■ **What you have to do**
The listing below should be printed exactly, every line of it. Skip the pictures.

■ **Input data**
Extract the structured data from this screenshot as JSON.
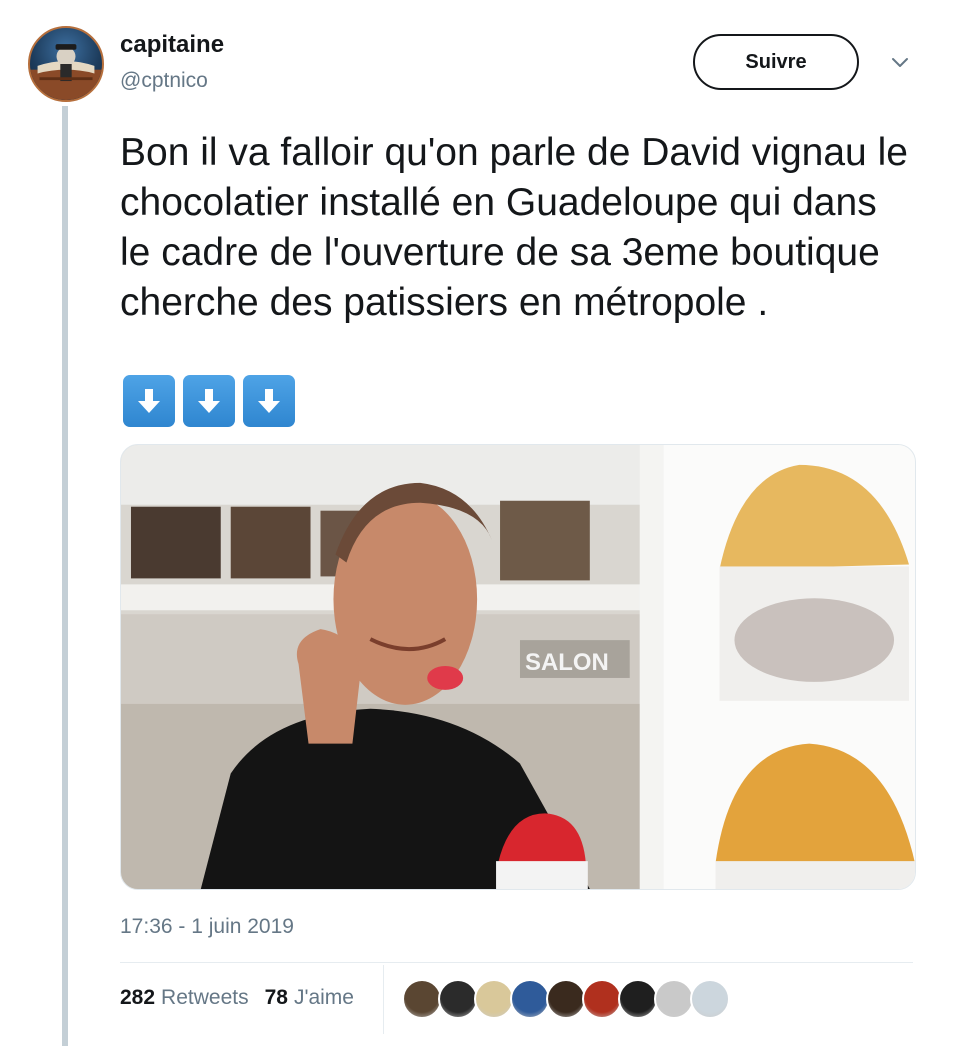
{
  "author": {
    "name": "capitaine",
    "handle": "@cptnico",
    "avatar_icon": "pirate-avatar"
  },
  "actions": {
    "follow_label": "Suivre",
    "more_icon": "chevron-down-icon"
  },
  "tweet": {
    "text": "Bon il va falloir qu'on parle de David vignau le chocolatier installé en Guadeloupe qui dans le cadre de l'ouverture de sa 3eme boutique cherche des patissiers en métropole .",
    "emoji": [
      "arrow-down-emoji",
      "arrow-down-emoji",
      "arrow-down-emoji"
    ],
    "media": {
      "type": "photo",
      "sign_text": "SALON"
    },
    "timestamp": "17:36 - 1 juin 2019"
  },
  "stats": {
    "retweets_count": "282",
    "retweets_label": "Retweets",
    "likes_count": "78",
    "likes_label": "J'aime"
  },
  "likers": [
    {
      "name": "liker-avatar-1",
      "color": "#5a4632"
    },
    {
      "name": "liker-avatar-2",
      "color": "#2b2b2b"
    },
    {
      "name": "liker-avatar-3",
      "color": "#d9c89a"
    },
    {
      "name": "liker-avatar-4",
      "color": "#2f5b9a"
    },
    {
      "name": "liker-avatar-5",
      "color": "#3a2a1e"
    },
    {
      "name": "liker-avatar-6",
      "color": "#b0301e"
    },
    {
      "name": "liker-avatar-7",
      "color": "#1f1f1f"
    },
    {
      "name": "liker-avatar-8",
      "color": "#c9c9c9"
    },
    {
      "name": "liker-avatar-9",
      "color": "#ccd6dd"
    }
  ],
  "colors": {
    "text_primary": "#14171a",
    "text_secondary": "#657786",
    "emoji_blue": "#3b93d9"
  }
}
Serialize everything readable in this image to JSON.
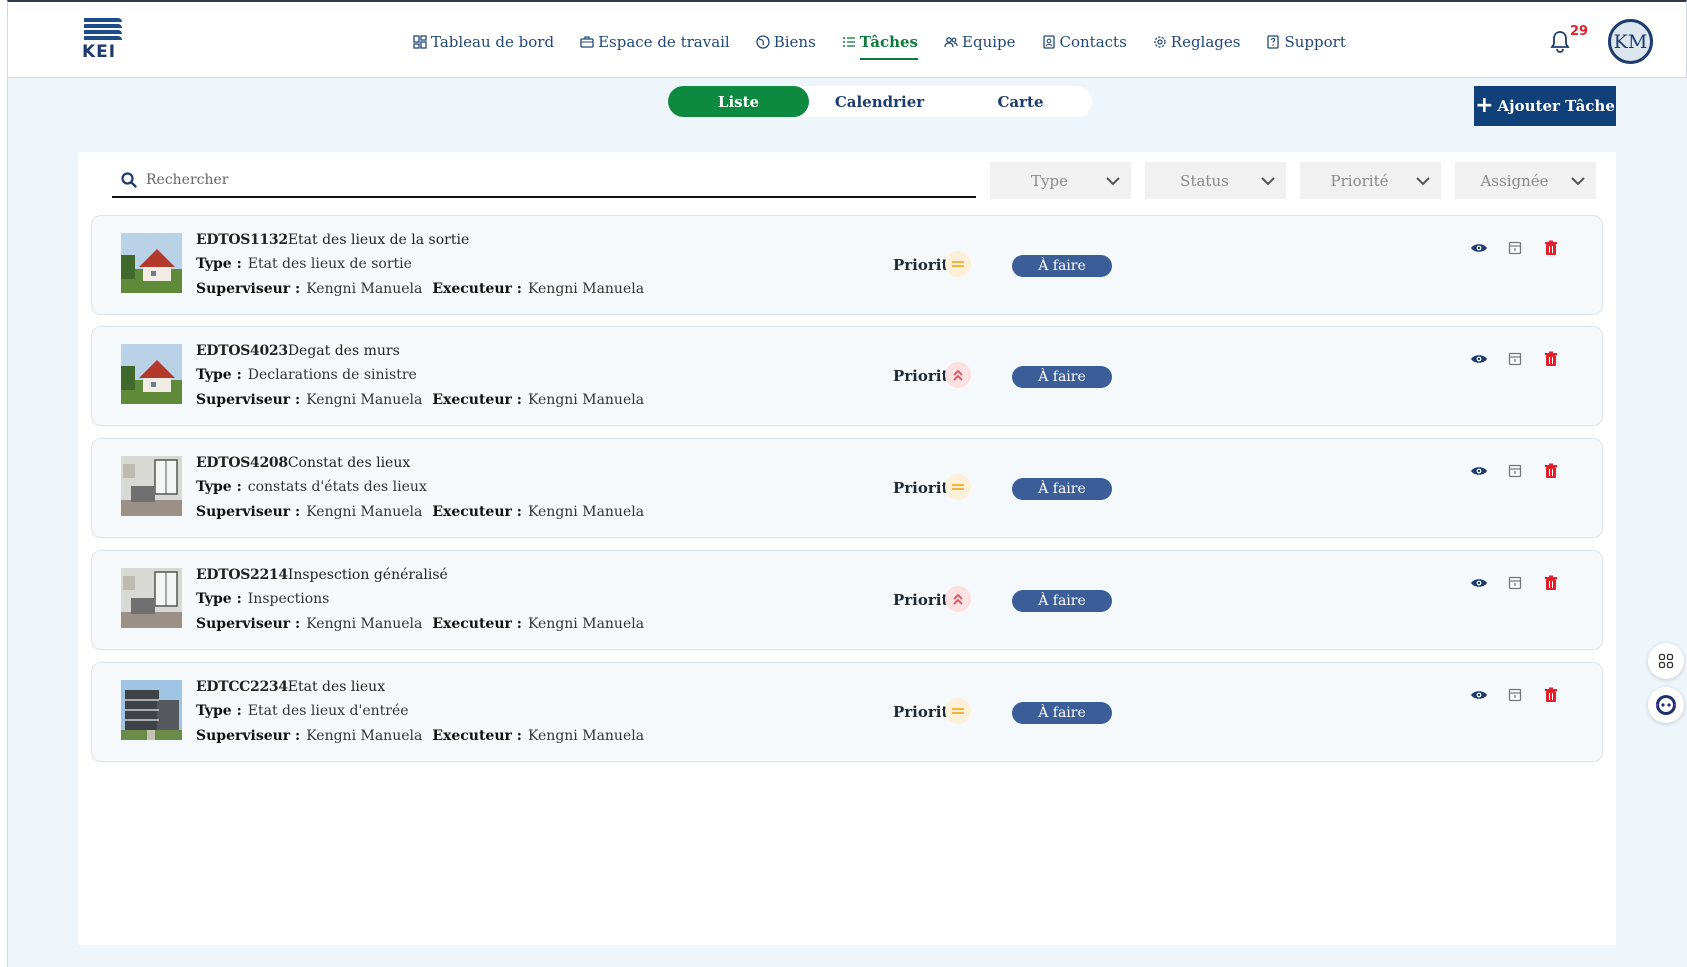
{
  "brand": {
    "logo_text": "KEI"
  },
  "nav": [
    {
      "label": "Tableau de bord",
      "icon": "dashboard-icon",
      "active": false
    },
    {
      "label": "Espace de travail",
      "icon": "briefcase-icon",
      "active": false
    },
    {
      "label": "Biens",
      "icon": "globe-icon",
      "active": false
    },
    {
      "label": "Tâches",
      "icon": "list-icon",
      "active": true
    },
    {
      "label": "Equipe",
      "icon": "team-icon",
      "active": false
    },
    {
      "label": "Contacts",
      "icon": "contacts-icon",
      "active": false
    },
    {
      "label": "Reglages",
      "icon": "gear-icon",
      "active": false
    },
    {
      "label": "Support",
      "icon": "support-icon",
      "active": false
    }
  ],
  "notifications": {
    "count": "29"
  },
  "user": {
    "initials": "KM"
  },
  "view_tabs": [
    {
      "label": "Liste",
      "active": true
    },
    {
      "label": "Calendrier",
      "active": false
    },
    {
      "label": "Carte",
      "active": false
    }
  ],
  "add_button": {
    "label": "Ajouter Tâche"
  },
  "search": {
    "placeholder": "Rechercher"
  },
  "filters": [
    {
      "label": "Type"
    },
    {
      "label": "Status"
    },
    {
      "label": "Priorité"
    },
    {
      "label": "Assignée"
    }
  ],
  "field_labels": {
    "type": "Type :",
    "supervisor": "Superviseur :",
    "executor": "Executeur :",
    "priority": "Priorité"
  },
  "tasks": [
    {
      "code": "EDTOS1132",
      "title": "Etat des lieux de la sortie",
      "type": "Etat des lieux de sortie",
      "supervisor": "Kengni Manuela",
      "executor": "Kengni Manuela",
      "priority": "medium",
      "status": "À faire",
      "thumb": "house"
    },
    {
      "code": "EDTOS4023",
      "title": "Degat des murs",
      "type": "Declarations de sinistre",
      "supervisor": "Kengni Manuela",
      "executor": "Kengni Manuela",
      "priority": "high",
      "status": "À faire",
      "thumb": "house"
    },
    {
      "code": "EDTOS4208",
      "title": "Constat des lieux",
      "type": "constats d'états des lieux",
      "supervisor": "Kengni Manuela",
      "executor": "Kengni Manuela",
      "priority": "medium",
      "status": "À faire",
      "thumb": "interior"
    },
    {
      "code": "EDTOS2214",
      "title": "Inspesction généralisé",
      "type": "Inspections",
      "supervisor": "Kengni Manuela",
      "executor": "Kengni Manuela",
      "priority": "high",
      "status": "À faire",
      "thumb": "interior"
    },
    {
      "code": "EDTCC2234",
      "title": "Etat des lieux",
      "type": "Etat des lieux d'entrée",
      "supervisor": "Kengni Manuela",
      "executor": "Kengni Manuela",
      "priority": "medium",
      "status": "À faire",
      "thumb": "building"
    }
  ],
  "colors": {
    "primary_green": "#0d8a40",
    "navy": "#10407a",
    "status_blue": "#3c5e98",
    "priority_high": "#e0505a",
    "priority_medium": "#f2b53a",
    "delete_red": "#e0202a"
  }
}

■ **Your solution**
Extract the structured data from this screenshot as JSON.
{
  "author": {
    "name": "capitaine",
    "handle": "@cptnico",
    "avatar_icon": "pirate-avatar"
  },
  "actions": {
    "follow_label": "Suivre",
    "more_icon": "chevron-down-icon"
  },
  "tweet": {
    "text": "Bon il va falloir qu'on parle de David vignau le chocolatier installé en Guadeloupe qui dans le cadre de l'ouverture de sa 3eme boutique cherche des patissiers en métropole .",
    "emoji": [
      "arrow-down-emoji",
      "arrow-down-emoji",
      "arrow-down-emoji"
    ],
    "media": {
      "type": "photo",
      "sign_text": "SALON"
    },
    "timestamp": "17:36 - 1 juin 2019"
  },
  "stats": {
    "retweets_count": "282",
    "retweets_label": "Retweets",
    "likes_count": "78",
    "likes_label": "J'aime"
  },
  "likers": [
    {
      "name": "liker-avatar-1",
      "color": "#5a4632"
    },
    {
      "name": "liker-avatar-2",
      "color": "#2b2b2b"
    },
    {
      "name": "liker-avatar-3",
      "color": "#d9c89a"
    },
    {
      "name": "liker-avatar-4",
      "color": "#2f5b9a"
    },
    {
      "name": "liker-avatar-5",
      "color": "#3a2a1e"
    },
    {
      "name": "liker-avatar-6",
      "color": "#b0301e"
    },
    {
      "name": "liker-avatar-7",
      "color": "#1f1f1f"
    },
    {
      "name": "liker-avatar-8",
      "color": "#c9c9c9"
    },
    {
      "name": "liker-avatar-9",
      "color": "#ccd6dd"
    }
  ],
  "colors": {
    "text_primary": "#14171a",
    "text_secondary": "#657786",
    "emoji_blue": "#3b93d9"
  }
}
Serialize everything readable in this image to JSON.
{
  "brand": {
    "logo_text": "KEI"
  },
  "nav": [
    {
      "label": "Tableau de bord",
      "icon": "dashboard-icon",
      "active": false
    },
    {
      "label": "Espace de travail",
      "icon": "briefcase-icon",
      "active": false
    },
    {
      "label": "Biens",
      "icon": "globe-icon",
      "active": false
    },
    {
      "label": "Tâches",
      "icon": "list-icon",
      "active": true
    },
    {
      "label": "Equipe",
      "icon": "team-icon",
      "active": false
    },
    {
      "label": "Contacts",
      "icon": "contacts-icon",
      "active": false
    },
    {
      "label": "Reglages",
      "icon": "gear-icon",
      "active": false
    },
    {
      "label": "Support",
      "icon": "support-icon",
      "active": false
    }
  ],
  "notifications": {
    "count": "29"
  },
  "user": {
    "initials": "KM"
  },
  "view_tabs": [
    {
      "label": "Liste",
      "active": true
    },
    {
      "label": "Calendrier",
      "active": false
    },
    {
      "label": "Carte",
      "active": false
    }
  ],
  "add_button": {
    "label": "Ajouter Tâche"
  },
  "search": {
    "placeholder": "Rechercher"
  },
  "filters": [
    {
      "label": "Type"
    },
    {
      "label": "Status"
    },
    {
      "label": "Priorité"
    },
    {
      "label": "Assignée"
    }
  ],
  "field_labels": {
    "type": "Type :",
    "supervisor": "Superviseur :",
    "executor": "Executeur :",
    "priority": "Priorité"
  },
  "tasks": [
    {
      "code": "EDTOS1132",
      "title": "Etat des lieux de la sortie",
      "type": "Etat des lieux de sortie",
      "supervisor": "Kengni Manuela",
      "executor": "Kengni Manuela",
      "priority": "medium",
      "status": "À faire",
      "thumb": "house"
    },
    {
      "code": "EDTOS4023",
      "title": "Degat des murs",
      "type": "Declarations de sinistre",
      "supervisor": "Kengni Manuela",
      "executor": "Kengni Manuela",
      "priority": "high",
      "status": "À faire",
      "thumb": "house"
    },
    {
      "code": "EDTOS4208",
      "title": "Constat des lieux",
      "type": "constats d'états des lieux",
      "supervisor": "Kengni Manuela",
      "executor": "Kengni Manuela",
      "priority": "medium",
      "status": "À faire",
      "thumb": "interior"
    },
    {
      "code": "EDTOS2214",
      "title": "Inspesction généralisé",
      "type": "Inspections",
      "supervisor": "Kengni Manuela",
      "executor": "Kengni Manuela",
      "priority": "high",
      "status": "À faire",
      "thumb": "interior"
    },
    {
      "code": "EDTCC2234",
      "title": "Etat des lieux",
      "type": "Etat des lieux d'entrée",
      "supervisor": "Kengni Manuela",
      "executor": "Kengni Manuela",
      "priority": "medium",
      "status": "À faire",
      "thumb": "building"
    }
  ],
  "colors": {
    "primary_green": "#0d8a40",
    "navy": "#10407a",
    "status_blue": "#3c5e98",
    "priority_high": "#e0505a",
    "priority_medium": "#f2b53a",
    "delete_red": "#e0202a"
  }
}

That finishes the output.